*WORK INSTRUCTION*
If a line in the data below contains "JSON", copy it.

Website and app data records:
%%

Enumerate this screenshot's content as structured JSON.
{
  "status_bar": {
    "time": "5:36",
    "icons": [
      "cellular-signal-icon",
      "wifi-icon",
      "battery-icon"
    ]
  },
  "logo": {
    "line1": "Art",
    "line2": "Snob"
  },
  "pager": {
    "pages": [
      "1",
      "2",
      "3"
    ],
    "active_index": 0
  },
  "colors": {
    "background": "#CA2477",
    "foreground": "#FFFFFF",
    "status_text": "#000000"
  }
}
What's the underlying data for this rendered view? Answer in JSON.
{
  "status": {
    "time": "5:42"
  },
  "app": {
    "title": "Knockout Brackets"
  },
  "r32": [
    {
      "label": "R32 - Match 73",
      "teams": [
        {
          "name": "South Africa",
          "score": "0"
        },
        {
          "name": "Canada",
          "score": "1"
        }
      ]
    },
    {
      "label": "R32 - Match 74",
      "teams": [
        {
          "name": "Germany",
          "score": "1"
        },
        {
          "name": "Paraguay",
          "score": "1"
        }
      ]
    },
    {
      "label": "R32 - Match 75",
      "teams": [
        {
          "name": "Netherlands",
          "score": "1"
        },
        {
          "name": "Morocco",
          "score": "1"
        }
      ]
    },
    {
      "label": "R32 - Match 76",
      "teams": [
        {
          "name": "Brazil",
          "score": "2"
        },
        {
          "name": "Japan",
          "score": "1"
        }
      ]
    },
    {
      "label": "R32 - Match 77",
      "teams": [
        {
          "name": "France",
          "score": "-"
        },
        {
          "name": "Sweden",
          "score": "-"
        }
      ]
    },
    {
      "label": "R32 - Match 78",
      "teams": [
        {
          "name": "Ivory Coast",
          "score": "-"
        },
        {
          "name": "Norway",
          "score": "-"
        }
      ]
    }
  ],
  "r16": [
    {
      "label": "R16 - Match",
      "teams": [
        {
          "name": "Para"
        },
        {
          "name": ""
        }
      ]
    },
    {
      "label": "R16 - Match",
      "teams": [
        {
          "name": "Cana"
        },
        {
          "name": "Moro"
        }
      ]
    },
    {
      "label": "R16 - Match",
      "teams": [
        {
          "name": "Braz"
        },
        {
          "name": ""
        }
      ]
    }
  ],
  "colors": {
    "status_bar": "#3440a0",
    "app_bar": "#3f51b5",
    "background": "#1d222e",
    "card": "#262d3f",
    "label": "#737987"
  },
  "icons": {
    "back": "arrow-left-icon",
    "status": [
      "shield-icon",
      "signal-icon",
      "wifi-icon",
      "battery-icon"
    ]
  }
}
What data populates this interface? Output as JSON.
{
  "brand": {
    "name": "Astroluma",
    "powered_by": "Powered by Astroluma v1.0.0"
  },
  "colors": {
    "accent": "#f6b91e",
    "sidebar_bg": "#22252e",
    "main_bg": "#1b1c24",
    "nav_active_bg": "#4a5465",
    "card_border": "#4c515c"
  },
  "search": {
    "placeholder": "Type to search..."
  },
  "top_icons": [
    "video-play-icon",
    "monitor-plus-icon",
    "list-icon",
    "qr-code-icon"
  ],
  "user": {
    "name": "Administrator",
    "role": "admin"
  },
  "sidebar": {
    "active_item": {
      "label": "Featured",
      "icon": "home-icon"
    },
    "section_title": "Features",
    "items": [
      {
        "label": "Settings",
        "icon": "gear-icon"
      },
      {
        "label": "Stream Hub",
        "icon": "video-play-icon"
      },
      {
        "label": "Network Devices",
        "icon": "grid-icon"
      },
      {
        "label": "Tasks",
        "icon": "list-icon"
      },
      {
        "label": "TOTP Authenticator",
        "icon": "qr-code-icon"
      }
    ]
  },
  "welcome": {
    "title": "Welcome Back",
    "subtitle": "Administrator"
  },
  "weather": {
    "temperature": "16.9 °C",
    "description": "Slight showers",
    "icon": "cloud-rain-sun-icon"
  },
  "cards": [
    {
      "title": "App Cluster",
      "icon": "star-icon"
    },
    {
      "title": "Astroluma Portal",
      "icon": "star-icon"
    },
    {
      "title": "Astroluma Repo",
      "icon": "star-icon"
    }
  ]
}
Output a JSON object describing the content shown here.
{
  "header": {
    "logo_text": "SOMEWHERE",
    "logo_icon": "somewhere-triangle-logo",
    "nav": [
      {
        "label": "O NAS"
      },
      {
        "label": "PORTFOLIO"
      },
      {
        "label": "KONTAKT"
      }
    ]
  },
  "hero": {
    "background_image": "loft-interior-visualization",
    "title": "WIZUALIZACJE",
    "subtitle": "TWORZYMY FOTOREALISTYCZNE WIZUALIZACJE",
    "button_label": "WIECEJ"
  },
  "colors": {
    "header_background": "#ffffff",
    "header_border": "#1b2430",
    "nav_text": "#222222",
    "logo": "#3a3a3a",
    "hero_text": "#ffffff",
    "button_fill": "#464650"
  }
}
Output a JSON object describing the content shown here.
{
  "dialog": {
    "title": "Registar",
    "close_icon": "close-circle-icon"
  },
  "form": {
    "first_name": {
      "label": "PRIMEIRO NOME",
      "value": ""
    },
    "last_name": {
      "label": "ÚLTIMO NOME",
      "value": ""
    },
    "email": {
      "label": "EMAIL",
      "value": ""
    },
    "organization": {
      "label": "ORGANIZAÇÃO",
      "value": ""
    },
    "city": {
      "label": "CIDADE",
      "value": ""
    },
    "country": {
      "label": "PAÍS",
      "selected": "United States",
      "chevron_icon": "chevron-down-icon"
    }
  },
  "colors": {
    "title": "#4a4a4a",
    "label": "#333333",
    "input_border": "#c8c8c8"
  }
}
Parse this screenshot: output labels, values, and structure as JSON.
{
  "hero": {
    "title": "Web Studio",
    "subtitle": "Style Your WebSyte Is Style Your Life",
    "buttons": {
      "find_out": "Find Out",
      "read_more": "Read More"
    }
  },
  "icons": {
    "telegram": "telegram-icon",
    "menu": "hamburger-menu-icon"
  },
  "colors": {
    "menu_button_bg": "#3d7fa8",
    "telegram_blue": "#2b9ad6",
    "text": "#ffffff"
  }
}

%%

*EXERCISE RESPONSE*
Enumerate this screenshot's content as structured JSON.
What's the underlying data for this rendered view? Answer in JSON.
What data populates this interface? Output as JSON.
Output a JSON object describing the content shown here.
Output a JSON object describing the content shown here.
Parse this screenshot: output labels, values, and structure as JSON.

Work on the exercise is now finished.